Besides the many disgusting physical human rights violations that occur on the regular in China — forced abortions and live organ harvesting and whatnot — the Chinese regime also keeps a lockdown on its people’s intellectual activity with various technological holds. The things you can do on that wonderful, highly powerful network of human idea-sharing, the Internet, are pretty well restricted in China, as the government doesn’t tolerate much of anything that could subvert people’s loyalty away from the state. (Hey, give ’em a break, right? Communism is hard.)
A couple of years back, Google found itself in a major pickle when they were trying to expand their service to China: Abide by the Chinese government’s censorship rules, to which most Americans are morally opposed, or deprive the Chinese people of a useful service that makes people’s lives more efficient and convenient. Google decided to go for it, but it’s been an uphill battle — they had to move their web search and other services to Hong Kong to avoid working with the Chinese regulations.

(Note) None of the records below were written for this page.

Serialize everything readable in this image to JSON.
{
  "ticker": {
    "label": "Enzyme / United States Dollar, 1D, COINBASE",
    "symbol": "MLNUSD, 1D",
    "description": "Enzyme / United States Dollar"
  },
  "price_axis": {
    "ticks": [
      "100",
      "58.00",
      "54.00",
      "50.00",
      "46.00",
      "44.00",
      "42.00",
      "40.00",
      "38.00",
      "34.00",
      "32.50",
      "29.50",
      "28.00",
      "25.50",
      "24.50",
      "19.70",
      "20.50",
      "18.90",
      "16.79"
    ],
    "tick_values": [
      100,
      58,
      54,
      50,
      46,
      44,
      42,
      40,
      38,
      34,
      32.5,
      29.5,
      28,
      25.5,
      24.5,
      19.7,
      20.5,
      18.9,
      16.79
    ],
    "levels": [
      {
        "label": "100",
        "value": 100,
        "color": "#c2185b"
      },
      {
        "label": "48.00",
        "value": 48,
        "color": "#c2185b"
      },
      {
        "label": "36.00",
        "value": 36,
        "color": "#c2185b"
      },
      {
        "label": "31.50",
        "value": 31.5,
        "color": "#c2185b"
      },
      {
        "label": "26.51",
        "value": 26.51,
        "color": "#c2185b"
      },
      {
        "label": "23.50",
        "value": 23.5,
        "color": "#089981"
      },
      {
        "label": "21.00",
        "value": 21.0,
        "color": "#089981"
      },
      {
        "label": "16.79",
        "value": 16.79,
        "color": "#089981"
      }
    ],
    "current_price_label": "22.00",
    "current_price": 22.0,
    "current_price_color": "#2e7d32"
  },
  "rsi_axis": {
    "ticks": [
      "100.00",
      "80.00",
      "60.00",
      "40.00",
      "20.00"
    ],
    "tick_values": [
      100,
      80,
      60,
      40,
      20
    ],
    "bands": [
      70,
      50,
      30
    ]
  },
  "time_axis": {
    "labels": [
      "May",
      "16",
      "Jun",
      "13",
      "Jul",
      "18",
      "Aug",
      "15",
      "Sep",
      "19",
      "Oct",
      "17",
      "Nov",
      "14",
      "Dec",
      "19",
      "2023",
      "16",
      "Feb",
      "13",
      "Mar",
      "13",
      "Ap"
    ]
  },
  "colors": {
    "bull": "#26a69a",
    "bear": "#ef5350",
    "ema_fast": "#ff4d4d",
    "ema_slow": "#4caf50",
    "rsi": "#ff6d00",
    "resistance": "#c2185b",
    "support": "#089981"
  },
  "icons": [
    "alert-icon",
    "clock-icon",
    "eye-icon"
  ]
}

Last week, Google announced that they’re implementing a way to let Chinese users know — without actually letting them know — what’s going on with their failed searches. This was news on Friday, but it is much too awesome to let pass without comment. Totally brill:
Google has begun notifying Chinese users when they are using search terms that can trigger China’s Internet blocks, in its boldest challenge in two years to Beijing’s efforts to restrict online content.
The search giant unveiled on its Chinese site this week a new mechanism that identifies political and other sensitive terms that are censored by Chinese authorities.
For example, when users search for keywords like “carrot” — which contains the character for Chinese president Hu Jintao’s surname — a yellow dropdown message says: “We’ve observed that searching for ‘hu’ in mainland China may temporarily break your connection to Google. This interruption is outside Google’s control.”
Google acknowledged on its official blog Thursday that users in China are having trouble accessing its services, saying failed searches can impair performance on the site. “Users are regularly getting error messages like ‘This webpage is not available’ or ‘The connection was reset,’ ” the post said.
Google says it hopes the alerts “will help improve the search experience in mainland China,” where Google’s search and other services have been unstable since it entered a public spat with Chinese authorities over censorship over two years ago. A Google spokesman declined to comment further.
Chinese officials do not discuss their Internet restrictions, and its search terms are treated as state secrets. In its post, Google said the trigger terms were identified based on reviews of the outcomes of the 350,000 most popular search queries in China, not an official list.
The post does not mention censorship, or explicitly say Chinese authorities are the cause of the blocks.
Nice one, Google. Who knows whether the Chinese government will let this continue — when the freedom-parties get too crazy, they tend to shut things down pretty quickly — but in the meantime, beating China at their own game feels like a brief, shining moment of poetic justice. Heh.